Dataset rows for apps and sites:
____

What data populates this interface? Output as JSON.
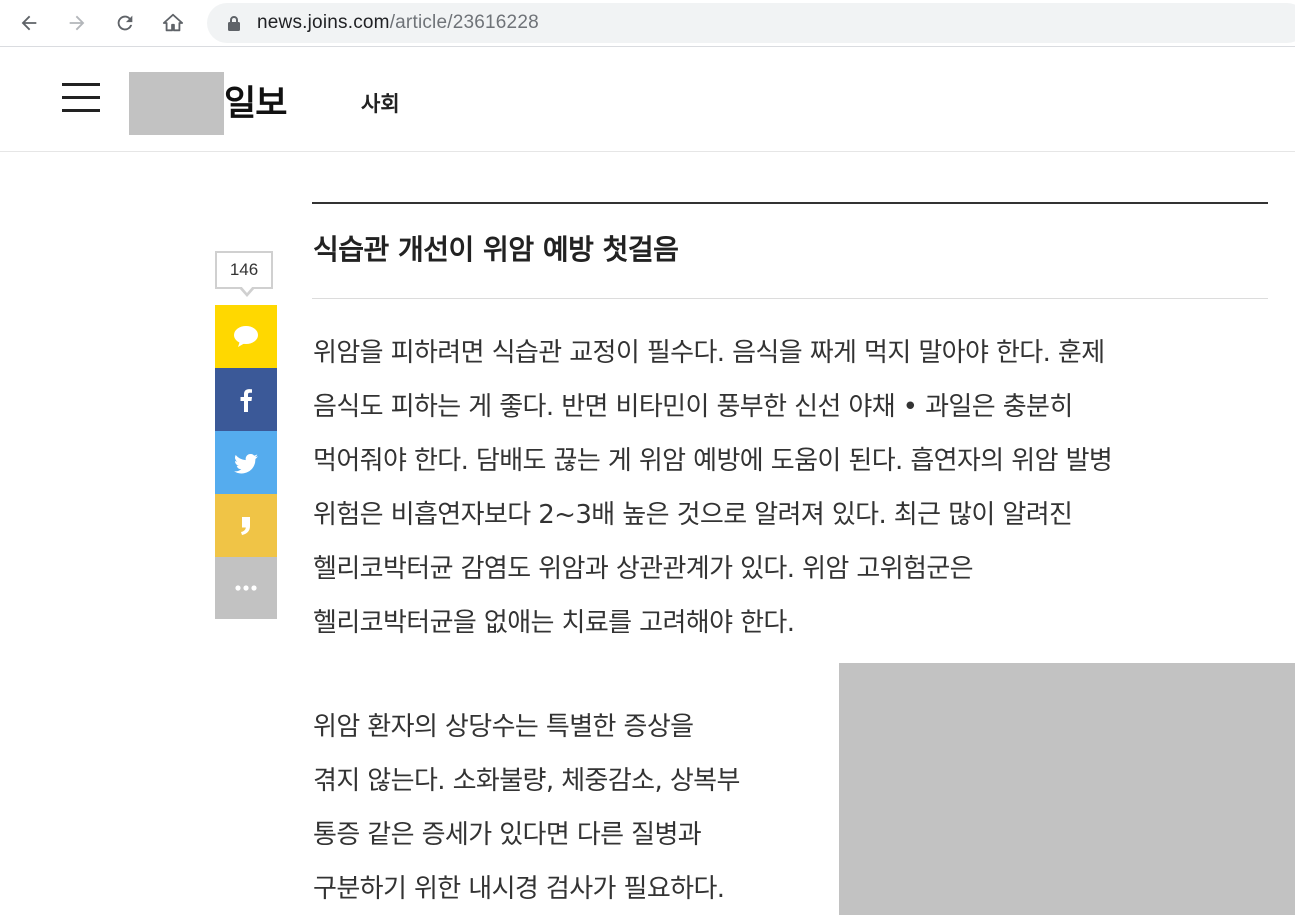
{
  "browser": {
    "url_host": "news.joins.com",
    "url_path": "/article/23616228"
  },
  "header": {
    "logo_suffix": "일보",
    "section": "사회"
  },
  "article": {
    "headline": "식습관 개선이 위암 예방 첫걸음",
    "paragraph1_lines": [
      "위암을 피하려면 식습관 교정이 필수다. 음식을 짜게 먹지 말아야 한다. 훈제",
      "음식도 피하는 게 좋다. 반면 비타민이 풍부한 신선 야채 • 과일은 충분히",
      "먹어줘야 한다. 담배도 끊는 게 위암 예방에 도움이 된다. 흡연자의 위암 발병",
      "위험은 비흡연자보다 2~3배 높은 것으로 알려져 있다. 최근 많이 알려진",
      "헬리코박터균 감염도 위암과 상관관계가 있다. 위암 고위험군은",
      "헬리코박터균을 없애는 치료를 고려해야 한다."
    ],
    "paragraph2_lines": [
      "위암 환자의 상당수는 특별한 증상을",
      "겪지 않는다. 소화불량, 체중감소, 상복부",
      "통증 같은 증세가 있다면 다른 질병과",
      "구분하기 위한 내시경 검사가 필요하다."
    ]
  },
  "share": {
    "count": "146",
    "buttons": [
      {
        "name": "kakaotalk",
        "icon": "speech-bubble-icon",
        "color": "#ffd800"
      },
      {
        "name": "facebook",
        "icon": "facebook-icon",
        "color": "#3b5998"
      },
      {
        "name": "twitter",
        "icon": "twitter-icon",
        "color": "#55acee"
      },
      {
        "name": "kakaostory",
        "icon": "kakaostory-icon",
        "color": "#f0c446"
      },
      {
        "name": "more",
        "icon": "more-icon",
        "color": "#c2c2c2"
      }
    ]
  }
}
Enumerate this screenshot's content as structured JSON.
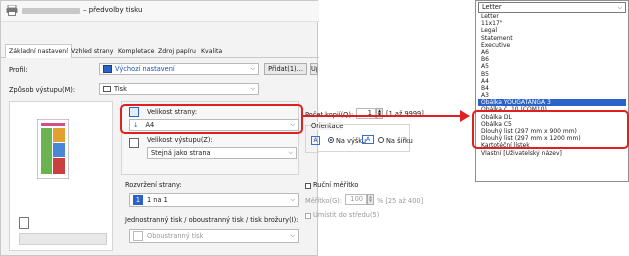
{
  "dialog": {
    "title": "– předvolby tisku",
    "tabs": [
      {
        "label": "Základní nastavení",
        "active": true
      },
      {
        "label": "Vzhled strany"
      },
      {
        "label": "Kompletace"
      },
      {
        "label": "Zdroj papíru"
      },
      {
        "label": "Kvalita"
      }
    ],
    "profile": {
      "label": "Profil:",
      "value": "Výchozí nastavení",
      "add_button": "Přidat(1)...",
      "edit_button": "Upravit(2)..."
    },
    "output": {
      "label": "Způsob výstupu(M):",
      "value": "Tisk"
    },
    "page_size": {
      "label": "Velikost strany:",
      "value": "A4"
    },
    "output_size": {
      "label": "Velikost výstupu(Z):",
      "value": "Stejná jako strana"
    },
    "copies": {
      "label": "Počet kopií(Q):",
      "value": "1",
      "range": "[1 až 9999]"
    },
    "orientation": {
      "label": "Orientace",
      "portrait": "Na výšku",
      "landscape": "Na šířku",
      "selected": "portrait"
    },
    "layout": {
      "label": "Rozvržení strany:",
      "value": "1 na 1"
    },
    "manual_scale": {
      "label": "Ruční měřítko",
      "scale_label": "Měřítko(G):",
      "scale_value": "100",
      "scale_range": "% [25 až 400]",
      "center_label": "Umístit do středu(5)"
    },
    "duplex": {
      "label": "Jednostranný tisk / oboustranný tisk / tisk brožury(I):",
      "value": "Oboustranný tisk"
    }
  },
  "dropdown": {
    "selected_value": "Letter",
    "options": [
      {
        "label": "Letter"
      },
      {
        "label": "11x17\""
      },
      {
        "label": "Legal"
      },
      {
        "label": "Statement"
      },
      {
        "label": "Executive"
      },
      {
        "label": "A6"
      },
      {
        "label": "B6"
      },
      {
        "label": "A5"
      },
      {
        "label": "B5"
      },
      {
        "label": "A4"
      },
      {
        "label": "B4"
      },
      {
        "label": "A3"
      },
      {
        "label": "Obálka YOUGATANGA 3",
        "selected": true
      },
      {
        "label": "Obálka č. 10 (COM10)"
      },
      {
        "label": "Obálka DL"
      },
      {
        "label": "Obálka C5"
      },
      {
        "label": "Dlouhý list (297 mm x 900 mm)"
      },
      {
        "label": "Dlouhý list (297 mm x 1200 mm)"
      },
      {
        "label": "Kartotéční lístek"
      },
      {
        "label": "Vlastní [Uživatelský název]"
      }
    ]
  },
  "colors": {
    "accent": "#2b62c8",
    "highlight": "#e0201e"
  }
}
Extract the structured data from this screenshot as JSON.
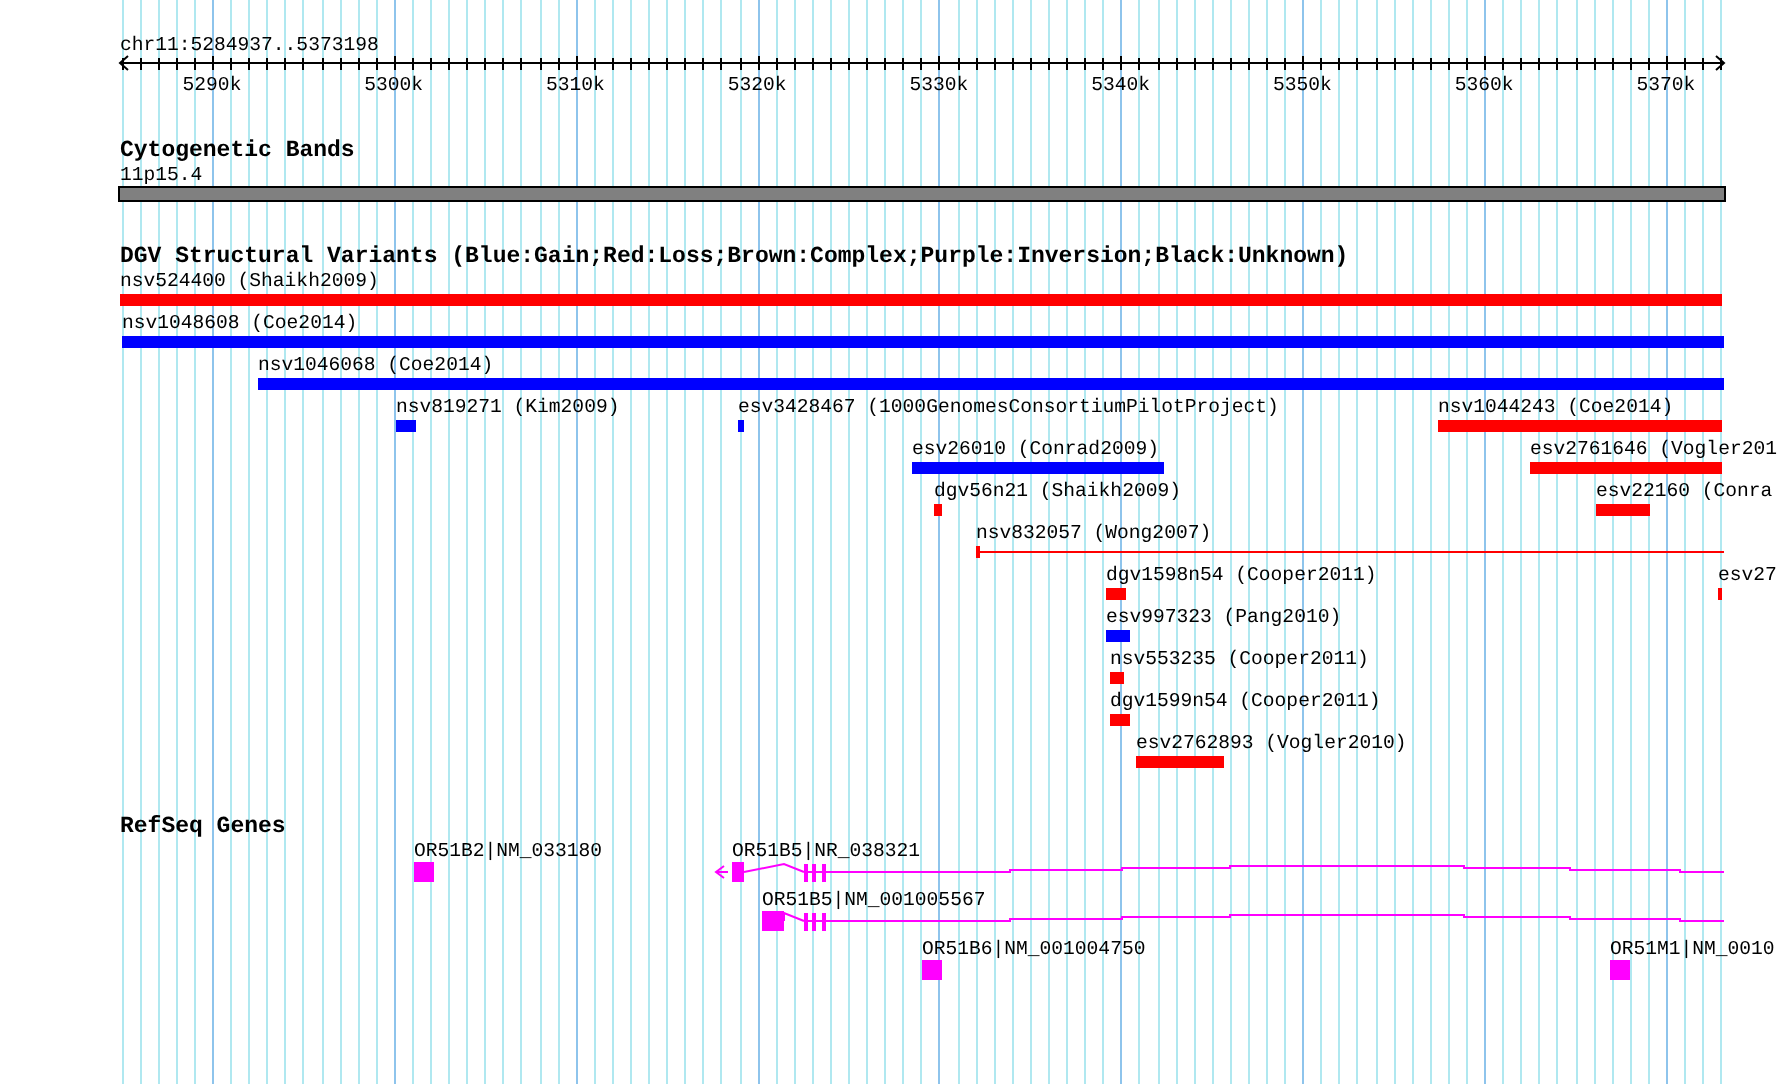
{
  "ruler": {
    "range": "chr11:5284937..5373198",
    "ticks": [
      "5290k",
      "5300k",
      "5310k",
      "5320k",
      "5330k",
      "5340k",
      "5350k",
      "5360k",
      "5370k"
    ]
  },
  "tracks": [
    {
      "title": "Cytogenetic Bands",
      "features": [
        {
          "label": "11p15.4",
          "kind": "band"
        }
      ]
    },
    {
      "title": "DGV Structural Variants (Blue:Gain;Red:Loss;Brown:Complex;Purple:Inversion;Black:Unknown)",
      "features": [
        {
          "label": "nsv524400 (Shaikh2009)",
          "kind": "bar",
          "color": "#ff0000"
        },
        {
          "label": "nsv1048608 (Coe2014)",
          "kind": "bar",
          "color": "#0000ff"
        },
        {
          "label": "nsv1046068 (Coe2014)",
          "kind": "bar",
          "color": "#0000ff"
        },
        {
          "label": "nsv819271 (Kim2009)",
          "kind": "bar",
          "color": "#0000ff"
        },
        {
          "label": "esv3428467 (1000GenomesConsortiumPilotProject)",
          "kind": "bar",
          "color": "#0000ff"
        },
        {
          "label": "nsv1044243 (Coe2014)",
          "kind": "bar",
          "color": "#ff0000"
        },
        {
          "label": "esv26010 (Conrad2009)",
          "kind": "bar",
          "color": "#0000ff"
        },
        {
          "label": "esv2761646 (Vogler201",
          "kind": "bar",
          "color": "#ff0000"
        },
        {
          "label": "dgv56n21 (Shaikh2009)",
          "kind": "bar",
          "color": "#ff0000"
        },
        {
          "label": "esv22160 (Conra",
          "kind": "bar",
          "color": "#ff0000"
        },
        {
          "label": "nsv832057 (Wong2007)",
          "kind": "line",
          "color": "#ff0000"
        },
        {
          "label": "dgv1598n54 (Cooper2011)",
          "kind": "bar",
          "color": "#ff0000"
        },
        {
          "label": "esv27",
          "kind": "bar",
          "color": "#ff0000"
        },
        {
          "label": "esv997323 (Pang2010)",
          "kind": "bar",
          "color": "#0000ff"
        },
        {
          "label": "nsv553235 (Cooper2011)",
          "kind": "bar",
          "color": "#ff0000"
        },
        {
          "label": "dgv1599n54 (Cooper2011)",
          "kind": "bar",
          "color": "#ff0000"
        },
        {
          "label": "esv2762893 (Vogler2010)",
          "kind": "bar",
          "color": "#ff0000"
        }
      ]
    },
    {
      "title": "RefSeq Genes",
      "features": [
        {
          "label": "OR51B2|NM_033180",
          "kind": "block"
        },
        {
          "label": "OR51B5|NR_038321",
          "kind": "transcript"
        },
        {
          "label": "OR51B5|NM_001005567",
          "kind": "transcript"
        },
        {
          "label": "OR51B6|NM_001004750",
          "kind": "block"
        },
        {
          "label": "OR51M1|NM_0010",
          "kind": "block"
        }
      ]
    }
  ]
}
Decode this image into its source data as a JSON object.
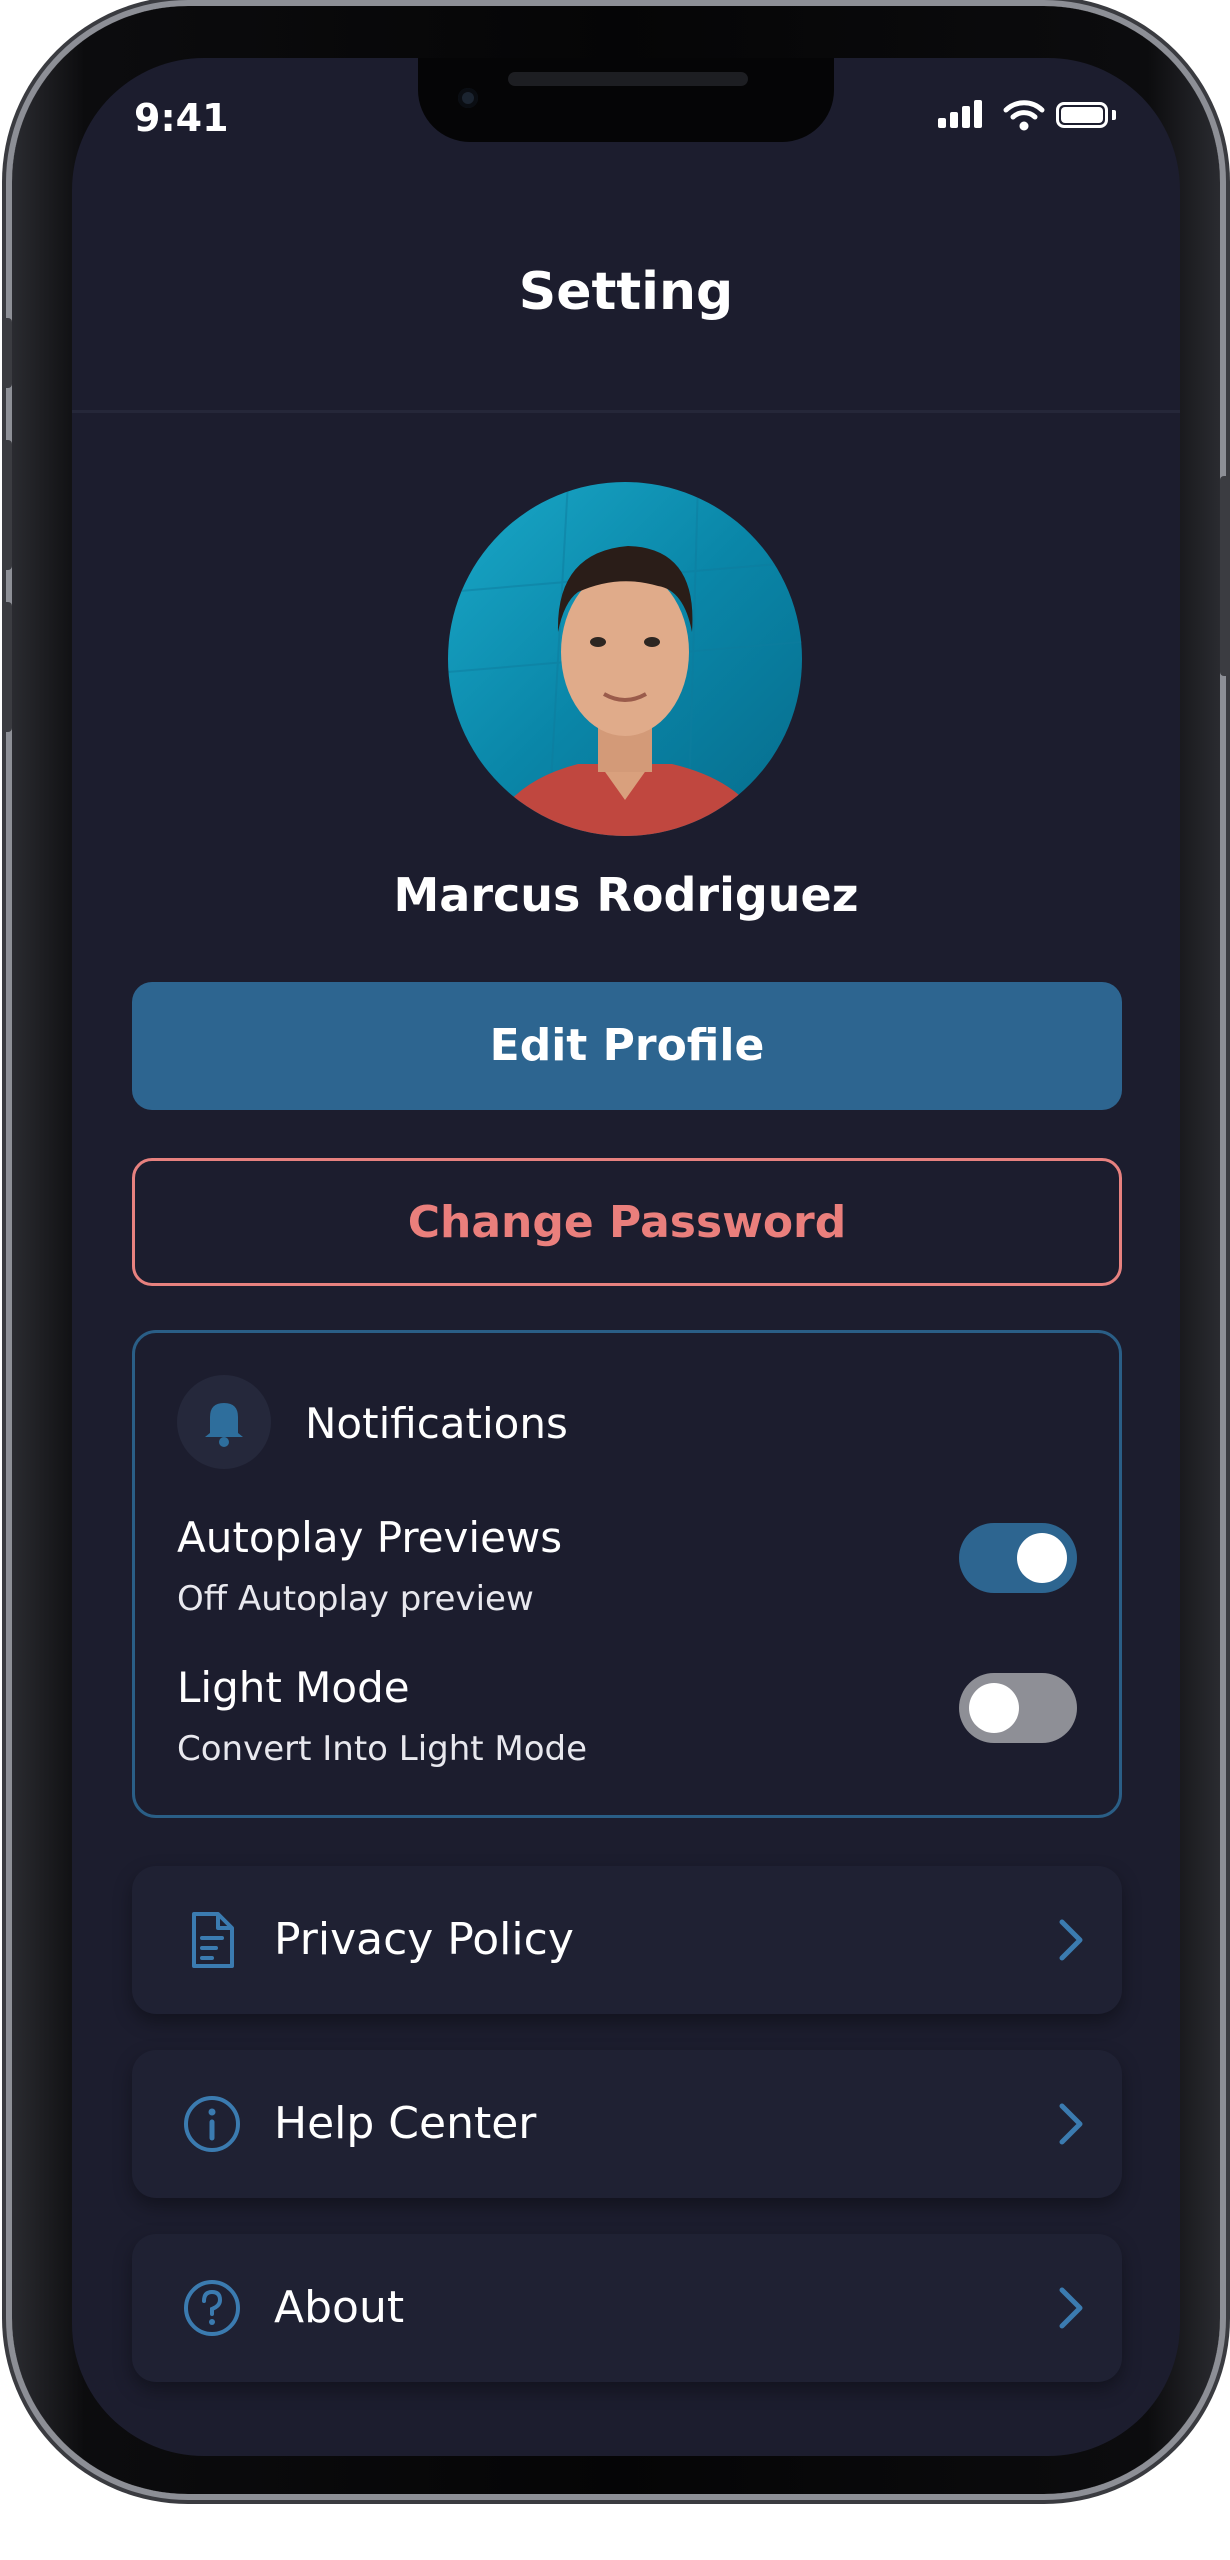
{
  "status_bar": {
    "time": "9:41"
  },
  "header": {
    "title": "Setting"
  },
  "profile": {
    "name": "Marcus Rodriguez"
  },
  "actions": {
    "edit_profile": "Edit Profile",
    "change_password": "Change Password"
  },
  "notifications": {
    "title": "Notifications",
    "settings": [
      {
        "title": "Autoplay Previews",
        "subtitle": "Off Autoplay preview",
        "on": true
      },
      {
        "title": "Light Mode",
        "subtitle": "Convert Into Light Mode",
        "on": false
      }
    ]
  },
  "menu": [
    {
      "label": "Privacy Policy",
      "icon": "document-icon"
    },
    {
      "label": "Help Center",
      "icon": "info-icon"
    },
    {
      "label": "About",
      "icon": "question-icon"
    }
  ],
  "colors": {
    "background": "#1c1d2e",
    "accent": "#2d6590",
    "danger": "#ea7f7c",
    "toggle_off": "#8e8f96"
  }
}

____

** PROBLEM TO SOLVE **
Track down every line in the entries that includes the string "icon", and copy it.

** RESULT OF THIS EXERCISE **
        "icon": "speech-bubble-icon",
        "icon": "facebook-icon",
        "icon": "twitter-icon",
        "icon": "kakaostory-icon",
        "icon": "more-icon",
      "icon": "document-icon"
      "icon": "info-icon"
      "icon": "question-icon"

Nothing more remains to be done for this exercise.